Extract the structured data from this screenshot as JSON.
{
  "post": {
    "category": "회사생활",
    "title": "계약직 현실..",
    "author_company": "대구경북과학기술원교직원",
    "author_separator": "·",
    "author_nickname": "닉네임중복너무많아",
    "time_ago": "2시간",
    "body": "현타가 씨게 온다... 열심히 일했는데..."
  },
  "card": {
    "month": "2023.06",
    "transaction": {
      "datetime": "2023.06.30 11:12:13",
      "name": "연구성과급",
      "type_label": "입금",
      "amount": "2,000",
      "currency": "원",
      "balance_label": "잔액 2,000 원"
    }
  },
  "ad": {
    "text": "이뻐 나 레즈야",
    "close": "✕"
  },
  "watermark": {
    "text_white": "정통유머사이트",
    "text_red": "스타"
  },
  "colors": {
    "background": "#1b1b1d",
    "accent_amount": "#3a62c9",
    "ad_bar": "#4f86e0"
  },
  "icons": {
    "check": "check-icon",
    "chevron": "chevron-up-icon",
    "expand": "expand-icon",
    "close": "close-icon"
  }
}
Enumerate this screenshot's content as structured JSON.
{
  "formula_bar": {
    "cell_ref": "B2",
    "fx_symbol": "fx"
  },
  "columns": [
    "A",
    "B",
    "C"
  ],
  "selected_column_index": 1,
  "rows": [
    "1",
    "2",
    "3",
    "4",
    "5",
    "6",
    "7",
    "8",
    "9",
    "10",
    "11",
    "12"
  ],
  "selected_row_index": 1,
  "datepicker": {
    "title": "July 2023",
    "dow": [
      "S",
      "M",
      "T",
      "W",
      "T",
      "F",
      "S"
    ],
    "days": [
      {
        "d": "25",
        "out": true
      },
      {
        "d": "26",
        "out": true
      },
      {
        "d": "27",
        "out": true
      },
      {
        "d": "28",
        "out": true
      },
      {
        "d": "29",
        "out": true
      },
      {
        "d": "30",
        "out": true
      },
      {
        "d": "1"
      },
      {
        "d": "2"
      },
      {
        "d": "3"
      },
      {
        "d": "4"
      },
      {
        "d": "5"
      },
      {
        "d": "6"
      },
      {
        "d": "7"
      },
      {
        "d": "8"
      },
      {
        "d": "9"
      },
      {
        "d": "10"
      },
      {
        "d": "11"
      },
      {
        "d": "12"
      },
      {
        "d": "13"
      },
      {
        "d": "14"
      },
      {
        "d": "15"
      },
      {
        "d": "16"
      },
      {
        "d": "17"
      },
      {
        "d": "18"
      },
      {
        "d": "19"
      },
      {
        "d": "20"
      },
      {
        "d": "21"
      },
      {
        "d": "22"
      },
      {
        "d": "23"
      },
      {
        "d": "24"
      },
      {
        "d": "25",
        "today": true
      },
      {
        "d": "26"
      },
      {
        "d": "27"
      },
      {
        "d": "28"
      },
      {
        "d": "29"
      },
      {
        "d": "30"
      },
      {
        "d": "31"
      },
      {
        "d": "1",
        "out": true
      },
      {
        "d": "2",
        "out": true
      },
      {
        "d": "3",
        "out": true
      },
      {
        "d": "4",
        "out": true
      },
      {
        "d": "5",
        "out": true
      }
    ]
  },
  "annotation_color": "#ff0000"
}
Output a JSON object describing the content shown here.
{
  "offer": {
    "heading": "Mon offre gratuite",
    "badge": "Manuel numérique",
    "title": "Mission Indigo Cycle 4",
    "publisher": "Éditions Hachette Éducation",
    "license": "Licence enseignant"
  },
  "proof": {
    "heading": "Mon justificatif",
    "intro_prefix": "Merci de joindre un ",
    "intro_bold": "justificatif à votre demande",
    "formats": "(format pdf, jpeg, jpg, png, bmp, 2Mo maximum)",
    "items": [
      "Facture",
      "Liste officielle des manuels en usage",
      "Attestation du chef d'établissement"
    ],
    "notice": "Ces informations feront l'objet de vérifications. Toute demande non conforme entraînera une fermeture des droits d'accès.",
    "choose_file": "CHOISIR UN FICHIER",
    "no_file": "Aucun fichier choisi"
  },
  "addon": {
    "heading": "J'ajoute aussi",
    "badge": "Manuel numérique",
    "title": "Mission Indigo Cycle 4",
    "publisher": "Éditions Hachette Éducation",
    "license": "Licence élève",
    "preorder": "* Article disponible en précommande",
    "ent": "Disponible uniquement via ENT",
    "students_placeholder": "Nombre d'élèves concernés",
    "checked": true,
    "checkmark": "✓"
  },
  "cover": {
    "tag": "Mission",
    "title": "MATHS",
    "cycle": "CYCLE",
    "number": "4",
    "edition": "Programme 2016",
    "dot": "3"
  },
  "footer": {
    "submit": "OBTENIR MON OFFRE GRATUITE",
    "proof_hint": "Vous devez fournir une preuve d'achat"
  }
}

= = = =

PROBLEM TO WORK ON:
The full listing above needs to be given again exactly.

REPLY TO THE TASK:
Extract the structured data from this screenshot as JSON.
{
  "post": {
    "category": "회사생활",
    "title": "계약직 현실..",
    "author_company": "대구경북과학기술원교직원",
    "author_separator": "·",
    "author_nickname": "닉네임중복너무많아",
    "time_ago": "2시간",
    "body": "현타가 씨게 온다... 열심히 일했는데..."
  },
  "card": {
    "month": "2023.06",
    "transaction": {
      "datetime": "2023.06.30 11:12:13",
      "name": "연구성과급",
      "type_label": "입금",
      "amount": "2,000",
      "currency": "원",
      "balance_label": "잔액 2,000 원"
    }
  },
  "ad": {
    "text": "이뻐 나 레즈야",
    "close": "✕"
  },
  "watermark": {
    "text_white": "정통유머사이트",
    "text_red": "스타"
  },
  "colors": {
    "background": "#1b1b1d",
    "accent_amount": "#3a62c9",
    "ad_bar": "#4f86e0"
  },
  "icons": {
    "check": "check-icon",
    "chevron": "chevron-up-icon",
    "expand": "expand-icon",
    "close": "close-icon"
  }
}
Enumerate this screenshot's content as structured JSON.
{
  "formula_bar": {
    "cell_ref": "B2",
    "fx_symbol": "fx"
  },
  "columns": [
    "A",
    "B",
    "C"
  ],
  "selected_column_index": 1,
  "rows": [
    "1",
    "2",
    "3",
    "4",
    "5",
    "6",
    "7",
    "8",
    "9",
    "10",
    "11",
    "12"
  ],
  "selected_row_index": 1,
  "datepicker": {
    "title": "July 2023",
    "dow": [
      "S",
      "M",
      "T",
      "W",
      "T",
      "F",
      "S"
    ],
    "days": [
      {
        "d": "25",
        "out": true
      },
      {
        "d": "26",
        "out": true
      },
      {
        "d": "27",
        "out": true
      },
      {
        "d": "28",
        "out": true
      },
      {
        "d": "29",
        "out": true
      },
      {
        "d": "30",
        "out": true
      },
      {
        "d": "1"
      },
      {
        "d": "2"
      },
      {
        "d": "3"
      },
      {
        "d": "4"
      },
      {
        "d": "5"
      },
      {
        "d": "6"
      },
      {
        "d": "7"
      },
      {
        "d": "8"
      },
      {
        "d": "9"
      },
      {
        "d": "10"
      },
      {
        "d": "11"
      },
      {
        "d": "12"
      },
      {
        "d": "13"
      },
      {
        "d": "14"
      },
      {
        "d": "15"
      },
      {
        "d": "16"
      },
      {
        "d": "17"
      },
      {
        "d": "18"
      },
      {
        "d": "19"
      },
      {
        "d": "20"
      },
      {
        "d": "21"
      },
      {
        "d": "22"
      },
      {
        "d": "23"
      },
      {
        "d": "24"
      },
      {
        "d": "25",
        "today": true
      },
      {
        "d": "26"
      },
      {
        "d": "27"
      },
      {
        "d": "28"
      },
      {
        "d": "29"
      },
      {
        "d": "30"
      },
      {
        "d": "31"
      },
      {
        "d": "1",
        "out": true
      },
      {
        "d": "2",
        "out": true
      },
      {
        "d": "3",
        "out": true
      },
      {
        "d": "4",
        "out": true
      },
      {
        "d": "5",
        "out": true
      }
    ]
  },
  "annotation_color": "#ff0000"
}
Output a JSON object describing the content shown here.
{
  "offer": {
    "heading": "Mon offre gratuite",
    "badge": "Manuel numérique",
    "title": "Mission Indigo Cycle 4",
    "publisher": "Éditions Hachette Éducation",
    "license": "Licence enseignant"
  },
  "proof": {
    "heading": "Mon justificatif",
    "intro_prefix": "Merci de joindre un ",
    "intro_bold": "justificatif à votre demande",
    "formats": "(format pdf, jpeg, jpg, png, bmp, 2Mo maximum)",
    "items": [
      "Facture",
      "Liste officielle des manuels en usage",
      "Attestation du chef d'établissement"
    ],
    "notice": "Ces informations feront l'objet de vérifications. Toute demande non conforme entraînera une fermeture des droits d'accès.",
    "choose_file": "CHOISIR UN FICHIER",
    "no_file": "Aucun fichier choisi"
  },
  "addon": {
    "heading": "J'ajoute aussi",
    "badge": "Manuel numérique",
    "title": "Mission Indigo Cycle 4",
    "publisher": "Éditions Hachette Éducation",
    "license": "Licence élève",
    "preorder": "* Article disponible en précommande",
    "ent": "Disponible uniquement via ENT",
    "students_placeholder": "Nombre d'élèves concernés",
    "checked": true,
    "checkmark": "✓"
  },
  "cover": {
    "tag": "Mission",
    "title": "MATHS",
    "cycle": "CYCLE",
    "number": "4",
    "edition": "Programme 2016",
    "dot": "3"
  },
  "footer": {
    "submit": "OBTENIR MON OFFRE GRATUITE",
    "proof_hint": "Vous devez fournir une preuve d'achat"
  }
}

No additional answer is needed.